|Sep 13 2012
James M. Cain explores the making of a femme fatale.
Years back there was a line in The Saturday Review of Literature that famously declared, “No one has ever stopped reading in the middle of one of Jim Cain’s books.” Well, we almost stopped reading Cain's newly published posthumous novel The Cocktail Waitress. The protagonist, divorcée Joan Medford, is forced to get a job as a bar server after her husband dies in an auto accident. As the cover art by Michael Koelsch depicts, the job requires her to show a lot of skin. She hates it, but soon learns it provides opportunities with the various regulars. The main thrust of the novel involves a basically good woman deciding to use any means at her disposal to wrest her child back from a predatory relative. To the old man she wants to marry for money (and to impress child custody authorities) she's a femme fatale. To the cop who knows she's fighting to win back her child she's a brave mother. To the young man who's spurned in favor of the rich man she's psychological torture.

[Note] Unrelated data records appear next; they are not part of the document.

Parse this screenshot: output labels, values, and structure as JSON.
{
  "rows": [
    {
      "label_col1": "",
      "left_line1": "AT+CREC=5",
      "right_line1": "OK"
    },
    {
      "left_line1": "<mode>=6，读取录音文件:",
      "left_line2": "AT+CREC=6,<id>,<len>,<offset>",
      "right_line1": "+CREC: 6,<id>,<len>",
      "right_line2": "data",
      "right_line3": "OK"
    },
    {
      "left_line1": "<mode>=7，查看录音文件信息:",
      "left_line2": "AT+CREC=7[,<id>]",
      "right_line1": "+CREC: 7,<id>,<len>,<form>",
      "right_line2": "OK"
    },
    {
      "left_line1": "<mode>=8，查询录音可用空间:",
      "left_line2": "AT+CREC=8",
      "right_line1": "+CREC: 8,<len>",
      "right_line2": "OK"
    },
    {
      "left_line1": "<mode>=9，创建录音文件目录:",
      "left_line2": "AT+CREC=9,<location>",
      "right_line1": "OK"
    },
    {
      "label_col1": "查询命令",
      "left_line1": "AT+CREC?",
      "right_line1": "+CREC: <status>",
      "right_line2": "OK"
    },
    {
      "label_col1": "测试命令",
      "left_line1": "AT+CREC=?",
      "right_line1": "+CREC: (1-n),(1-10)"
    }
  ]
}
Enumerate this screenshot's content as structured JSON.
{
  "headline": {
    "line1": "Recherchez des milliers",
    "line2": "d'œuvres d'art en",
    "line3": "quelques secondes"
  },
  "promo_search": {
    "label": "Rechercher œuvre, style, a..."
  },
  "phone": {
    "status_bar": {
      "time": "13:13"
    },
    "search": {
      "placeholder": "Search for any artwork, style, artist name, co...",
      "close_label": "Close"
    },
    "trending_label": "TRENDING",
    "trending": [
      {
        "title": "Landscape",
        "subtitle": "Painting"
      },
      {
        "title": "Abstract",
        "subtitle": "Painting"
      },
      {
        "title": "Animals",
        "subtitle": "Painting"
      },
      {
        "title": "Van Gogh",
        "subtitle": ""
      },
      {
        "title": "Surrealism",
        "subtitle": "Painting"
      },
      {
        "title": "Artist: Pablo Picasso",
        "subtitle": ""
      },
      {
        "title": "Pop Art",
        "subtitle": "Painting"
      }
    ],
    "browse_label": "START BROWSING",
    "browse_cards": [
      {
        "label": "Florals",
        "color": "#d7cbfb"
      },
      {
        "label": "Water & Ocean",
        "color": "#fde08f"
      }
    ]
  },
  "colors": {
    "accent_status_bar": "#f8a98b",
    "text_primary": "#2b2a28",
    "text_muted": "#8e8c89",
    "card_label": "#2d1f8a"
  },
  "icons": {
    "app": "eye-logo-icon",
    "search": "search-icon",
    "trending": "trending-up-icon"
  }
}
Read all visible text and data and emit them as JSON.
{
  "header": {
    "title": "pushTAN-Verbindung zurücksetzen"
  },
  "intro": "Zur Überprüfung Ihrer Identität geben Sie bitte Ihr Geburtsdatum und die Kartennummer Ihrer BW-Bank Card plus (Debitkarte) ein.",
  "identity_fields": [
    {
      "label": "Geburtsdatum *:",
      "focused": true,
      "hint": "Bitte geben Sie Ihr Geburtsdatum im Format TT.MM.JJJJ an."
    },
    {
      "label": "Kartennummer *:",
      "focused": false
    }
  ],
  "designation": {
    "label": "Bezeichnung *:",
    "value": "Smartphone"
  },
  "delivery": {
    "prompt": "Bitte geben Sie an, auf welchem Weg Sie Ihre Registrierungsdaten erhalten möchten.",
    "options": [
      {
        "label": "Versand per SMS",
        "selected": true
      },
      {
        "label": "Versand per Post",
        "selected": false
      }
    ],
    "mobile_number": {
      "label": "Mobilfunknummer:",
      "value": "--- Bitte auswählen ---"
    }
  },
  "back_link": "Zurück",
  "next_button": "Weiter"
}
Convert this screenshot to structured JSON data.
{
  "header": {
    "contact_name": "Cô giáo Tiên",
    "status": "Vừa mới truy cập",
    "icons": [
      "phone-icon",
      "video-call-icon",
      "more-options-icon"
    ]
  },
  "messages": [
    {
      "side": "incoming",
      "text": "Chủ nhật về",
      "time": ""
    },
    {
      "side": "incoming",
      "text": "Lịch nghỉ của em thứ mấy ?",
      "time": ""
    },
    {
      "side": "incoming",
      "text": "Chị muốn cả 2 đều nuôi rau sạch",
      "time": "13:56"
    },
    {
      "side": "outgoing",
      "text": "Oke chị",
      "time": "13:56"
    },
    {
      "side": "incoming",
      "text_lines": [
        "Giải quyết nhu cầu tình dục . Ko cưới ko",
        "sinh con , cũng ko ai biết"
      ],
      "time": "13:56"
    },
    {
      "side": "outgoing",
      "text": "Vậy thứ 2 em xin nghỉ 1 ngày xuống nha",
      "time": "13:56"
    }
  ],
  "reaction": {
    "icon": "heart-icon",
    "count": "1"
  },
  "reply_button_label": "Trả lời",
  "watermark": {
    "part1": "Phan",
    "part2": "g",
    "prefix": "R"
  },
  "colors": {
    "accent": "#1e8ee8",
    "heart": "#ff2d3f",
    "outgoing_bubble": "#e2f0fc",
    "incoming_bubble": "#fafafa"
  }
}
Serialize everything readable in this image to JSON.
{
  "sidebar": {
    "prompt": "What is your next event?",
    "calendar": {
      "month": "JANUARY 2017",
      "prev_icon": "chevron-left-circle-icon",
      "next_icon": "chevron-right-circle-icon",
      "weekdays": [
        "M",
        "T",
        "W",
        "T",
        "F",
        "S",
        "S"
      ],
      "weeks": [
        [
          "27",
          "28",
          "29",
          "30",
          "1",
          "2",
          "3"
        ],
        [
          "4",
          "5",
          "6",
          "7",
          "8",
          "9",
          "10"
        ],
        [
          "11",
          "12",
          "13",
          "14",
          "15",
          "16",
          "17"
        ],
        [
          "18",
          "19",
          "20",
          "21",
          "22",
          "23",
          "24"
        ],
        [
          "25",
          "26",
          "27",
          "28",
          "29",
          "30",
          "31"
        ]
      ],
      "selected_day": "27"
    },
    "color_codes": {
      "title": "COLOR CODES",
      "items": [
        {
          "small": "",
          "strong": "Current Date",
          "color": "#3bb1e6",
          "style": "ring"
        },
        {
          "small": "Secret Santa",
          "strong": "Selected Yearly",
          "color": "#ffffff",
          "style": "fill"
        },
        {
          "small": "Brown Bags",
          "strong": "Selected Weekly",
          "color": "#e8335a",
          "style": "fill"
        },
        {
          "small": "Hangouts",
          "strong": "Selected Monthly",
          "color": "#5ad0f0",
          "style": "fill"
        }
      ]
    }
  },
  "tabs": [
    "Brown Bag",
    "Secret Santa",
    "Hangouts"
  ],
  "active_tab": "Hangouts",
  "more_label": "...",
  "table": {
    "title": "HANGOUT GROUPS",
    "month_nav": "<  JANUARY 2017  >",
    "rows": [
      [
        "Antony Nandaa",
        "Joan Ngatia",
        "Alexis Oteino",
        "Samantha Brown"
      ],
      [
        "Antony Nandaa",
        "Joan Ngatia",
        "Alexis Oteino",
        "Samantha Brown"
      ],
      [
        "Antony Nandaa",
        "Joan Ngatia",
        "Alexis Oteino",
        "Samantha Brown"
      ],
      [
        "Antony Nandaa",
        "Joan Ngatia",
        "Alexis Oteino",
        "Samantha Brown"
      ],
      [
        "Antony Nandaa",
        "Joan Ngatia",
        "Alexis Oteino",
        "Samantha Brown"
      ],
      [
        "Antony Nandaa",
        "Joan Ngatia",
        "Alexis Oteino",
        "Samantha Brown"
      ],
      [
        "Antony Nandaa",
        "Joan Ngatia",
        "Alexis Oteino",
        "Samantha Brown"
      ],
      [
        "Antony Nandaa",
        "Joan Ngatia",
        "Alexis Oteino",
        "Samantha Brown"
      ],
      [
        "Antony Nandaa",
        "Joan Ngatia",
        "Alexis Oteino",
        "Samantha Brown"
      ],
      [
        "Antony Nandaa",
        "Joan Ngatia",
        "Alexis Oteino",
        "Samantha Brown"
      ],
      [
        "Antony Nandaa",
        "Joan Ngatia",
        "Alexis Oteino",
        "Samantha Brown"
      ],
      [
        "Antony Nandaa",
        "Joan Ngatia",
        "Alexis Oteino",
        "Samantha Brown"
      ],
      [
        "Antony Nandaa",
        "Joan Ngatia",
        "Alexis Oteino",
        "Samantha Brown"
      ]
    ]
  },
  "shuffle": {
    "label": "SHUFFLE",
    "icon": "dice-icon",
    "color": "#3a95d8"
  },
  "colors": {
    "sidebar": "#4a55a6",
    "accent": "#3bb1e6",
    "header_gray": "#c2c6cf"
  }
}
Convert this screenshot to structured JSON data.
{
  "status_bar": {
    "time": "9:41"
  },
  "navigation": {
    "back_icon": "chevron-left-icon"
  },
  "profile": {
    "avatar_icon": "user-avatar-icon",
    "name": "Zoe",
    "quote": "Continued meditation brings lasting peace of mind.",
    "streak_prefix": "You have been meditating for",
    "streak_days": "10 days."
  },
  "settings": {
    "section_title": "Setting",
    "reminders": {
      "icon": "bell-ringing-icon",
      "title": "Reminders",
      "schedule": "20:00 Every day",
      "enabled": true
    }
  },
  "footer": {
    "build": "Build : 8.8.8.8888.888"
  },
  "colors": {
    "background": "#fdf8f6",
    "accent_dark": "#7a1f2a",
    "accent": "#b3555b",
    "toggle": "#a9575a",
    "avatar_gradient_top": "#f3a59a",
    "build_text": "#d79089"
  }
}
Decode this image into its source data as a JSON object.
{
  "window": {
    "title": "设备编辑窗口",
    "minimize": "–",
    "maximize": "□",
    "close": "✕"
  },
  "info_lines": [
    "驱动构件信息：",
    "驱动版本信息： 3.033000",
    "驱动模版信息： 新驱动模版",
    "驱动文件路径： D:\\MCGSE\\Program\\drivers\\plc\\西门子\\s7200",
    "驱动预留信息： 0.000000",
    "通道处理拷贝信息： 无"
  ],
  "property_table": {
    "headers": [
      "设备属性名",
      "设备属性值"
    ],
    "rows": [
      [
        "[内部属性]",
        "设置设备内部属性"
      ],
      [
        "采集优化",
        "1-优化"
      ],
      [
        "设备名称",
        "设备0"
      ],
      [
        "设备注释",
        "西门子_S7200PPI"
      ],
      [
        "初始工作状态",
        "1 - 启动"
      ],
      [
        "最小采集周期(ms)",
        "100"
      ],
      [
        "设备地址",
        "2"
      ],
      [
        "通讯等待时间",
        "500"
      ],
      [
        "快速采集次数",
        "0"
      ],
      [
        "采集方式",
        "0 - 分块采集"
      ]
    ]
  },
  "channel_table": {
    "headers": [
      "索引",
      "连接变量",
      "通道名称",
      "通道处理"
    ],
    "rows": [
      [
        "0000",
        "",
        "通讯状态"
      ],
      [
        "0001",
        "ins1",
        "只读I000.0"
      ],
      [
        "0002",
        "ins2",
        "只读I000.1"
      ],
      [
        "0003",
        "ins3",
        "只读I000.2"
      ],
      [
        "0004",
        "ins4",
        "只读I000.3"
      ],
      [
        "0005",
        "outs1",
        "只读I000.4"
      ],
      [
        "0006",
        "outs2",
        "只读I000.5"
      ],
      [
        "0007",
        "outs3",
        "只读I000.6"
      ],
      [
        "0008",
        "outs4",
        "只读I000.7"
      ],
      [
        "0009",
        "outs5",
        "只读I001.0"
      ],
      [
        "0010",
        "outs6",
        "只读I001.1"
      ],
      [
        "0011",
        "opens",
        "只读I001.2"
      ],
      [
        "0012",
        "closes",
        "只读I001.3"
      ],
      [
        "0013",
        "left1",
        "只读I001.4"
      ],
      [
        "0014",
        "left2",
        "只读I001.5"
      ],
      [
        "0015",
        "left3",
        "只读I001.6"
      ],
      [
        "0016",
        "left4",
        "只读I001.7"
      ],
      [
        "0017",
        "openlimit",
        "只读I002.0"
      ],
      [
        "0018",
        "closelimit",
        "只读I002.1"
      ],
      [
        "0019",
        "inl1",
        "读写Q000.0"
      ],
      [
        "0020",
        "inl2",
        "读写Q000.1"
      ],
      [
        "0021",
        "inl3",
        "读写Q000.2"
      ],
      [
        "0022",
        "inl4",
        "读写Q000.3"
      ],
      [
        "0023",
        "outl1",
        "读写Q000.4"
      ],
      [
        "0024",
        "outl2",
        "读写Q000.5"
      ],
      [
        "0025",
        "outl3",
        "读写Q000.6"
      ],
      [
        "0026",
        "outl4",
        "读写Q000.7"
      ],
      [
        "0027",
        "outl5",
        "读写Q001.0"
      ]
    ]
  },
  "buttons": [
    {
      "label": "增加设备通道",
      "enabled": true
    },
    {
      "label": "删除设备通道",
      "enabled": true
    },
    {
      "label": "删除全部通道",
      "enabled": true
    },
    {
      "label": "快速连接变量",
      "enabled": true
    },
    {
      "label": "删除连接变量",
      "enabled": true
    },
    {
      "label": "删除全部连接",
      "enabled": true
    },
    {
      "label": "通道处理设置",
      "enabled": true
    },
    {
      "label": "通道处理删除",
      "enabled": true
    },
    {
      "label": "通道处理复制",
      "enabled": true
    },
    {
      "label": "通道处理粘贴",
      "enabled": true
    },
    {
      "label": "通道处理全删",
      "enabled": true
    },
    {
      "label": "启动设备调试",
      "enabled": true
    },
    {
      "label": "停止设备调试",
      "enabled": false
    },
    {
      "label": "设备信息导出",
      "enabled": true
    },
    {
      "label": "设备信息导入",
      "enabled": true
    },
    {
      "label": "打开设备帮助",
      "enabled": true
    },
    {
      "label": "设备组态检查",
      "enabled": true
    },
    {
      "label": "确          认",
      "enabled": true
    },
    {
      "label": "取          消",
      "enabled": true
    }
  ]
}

Her multifaceted nature is interesting, but would work better if Cain spent less time inside her head. But that's where he lives for the entirety of the book, mansplaining his way in circles. You'd know the character was written by a man even if the book were anonymous. We don't claim to know how women think, but we know they don't think like this. Cain wrote many drafts of The Cocktail Waitress—which may be an indication he knew he was in over his head. But for all the issues with the book, we think it's a win—narrowly. And the ending, with its twist that may be lost on readers unless they remember Thalidomide, is Cain at his nasty best. Posthumous novels are rarely great, and authors with long careers are rarely as good at the end as at the beginning or middle. The Cocktail Waitress is both posthumous Cain and late Cain, so we can say without too much fear of contradiction that he's done much better. But Cain fans, we expect, will love this one anyway.